*INSTRUCTIONS FOR THE TASK*
The data should be printed in full, character for character.

*GIVEN DATA*
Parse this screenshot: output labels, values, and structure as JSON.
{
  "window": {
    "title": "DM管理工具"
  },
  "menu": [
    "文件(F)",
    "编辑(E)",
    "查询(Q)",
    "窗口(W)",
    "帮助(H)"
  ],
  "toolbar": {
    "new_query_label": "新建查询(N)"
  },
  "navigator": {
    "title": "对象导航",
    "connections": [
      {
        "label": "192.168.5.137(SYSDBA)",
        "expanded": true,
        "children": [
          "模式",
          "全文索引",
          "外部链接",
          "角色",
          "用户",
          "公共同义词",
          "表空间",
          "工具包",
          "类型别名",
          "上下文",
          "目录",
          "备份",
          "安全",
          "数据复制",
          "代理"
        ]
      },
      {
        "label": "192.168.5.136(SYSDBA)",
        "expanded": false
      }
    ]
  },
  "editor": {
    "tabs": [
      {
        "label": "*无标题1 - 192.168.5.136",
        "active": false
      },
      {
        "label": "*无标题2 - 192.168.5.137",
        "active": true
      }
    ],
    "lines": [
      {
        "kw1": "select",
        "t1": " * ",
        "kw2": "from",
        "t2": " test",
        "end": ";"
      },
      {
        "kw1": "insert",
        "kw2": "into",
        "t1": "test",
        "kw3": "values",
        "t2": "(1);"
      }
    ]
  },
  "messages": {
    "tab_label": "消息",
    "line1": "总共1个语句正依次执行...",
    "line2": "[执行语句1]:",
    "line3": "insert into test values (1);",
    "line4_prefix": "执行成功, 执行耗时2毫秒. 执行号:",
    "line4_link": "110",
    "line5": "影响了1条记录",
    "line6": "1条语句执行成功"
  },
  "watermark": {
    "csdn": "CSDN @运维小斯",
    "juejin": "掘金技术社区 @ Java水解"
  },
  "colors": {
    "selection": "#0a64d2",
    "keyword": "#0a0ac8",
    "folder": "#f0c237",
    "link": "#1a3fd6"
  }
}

*SOLUTION FOR THIS PROBLEM*
Parse this screenshot: output labels, values, and structure as JSON.
{
  "window": {
    "title": "DM管理工具"
  },
  "menu": [
    "文件(F)",
    "编辑(E)",
    "查询(Q)",
    "窗口(W)",
    "帮助(H)"
  ],
  "toolbar": {
    "new_query_label": "新建查询(N)"
  },
  "navigator": {
    "title": "对象导航",
    "connections": [
      {
        "label": "192.168.5.137(SYSDBA)",
        "expanded": true,
        "children": [
          "模式",
          "全文索引",
          "外部链接",
          "角色",
          "用户",
          "公共同义词",
          "表空间",
          "工具包",
          "类型别名",
          "上下文",
          "目录",
          "备份",
          "安全",
          "数据复制",
          "代理"
        ]
      },
      {
        "label": "192.168.5.136(SYSDBA)",
        "expanded": false
      }
    ]
  },
  "editor": {
    "tabs": [
      {
        "label": "*无标题1 - 192.168.5.136",
        "active": false
      },
      {
        "label": "*无标题2 - 192.168.5.137",
        "active": true
      }
    ],
    "lines": [
      {
        "kw1": "select",
        "t1": " * ",
        "kw2": "from",
        "t2": " test",
        "end": ";"
      },
      {
        "kw1": "insert",
        "kw2": "into",
        "t1": "test",
        "kw3": "values",
        "t2": "(1);"
      }
    ]
  },
  "messages": {
    "tab_label": "消息",
    "line1": "总共1个语句正依次执行...",
    "line2": "[执行语句1]:",
    "line3": "insert into test values (1);",
    "line4_prefix": "执行成功, 执行耗时2毫秒. 执行号:",
    "line4_link": "110",
    "line5": "影响了1条记录",
    "line6": "1条语句执行成功"
  },
  "watermark": {
    "csdn": "CSDN @运维小斯",
    "juejin": "掘金技术社区 @ Java水解"
  },
  "colors": {
    "selection": "#0a64d2",
    "keyword": "#0a0ac8",
    "folder": "#f0c237",
    "link": "#1a3fd6"
  }
}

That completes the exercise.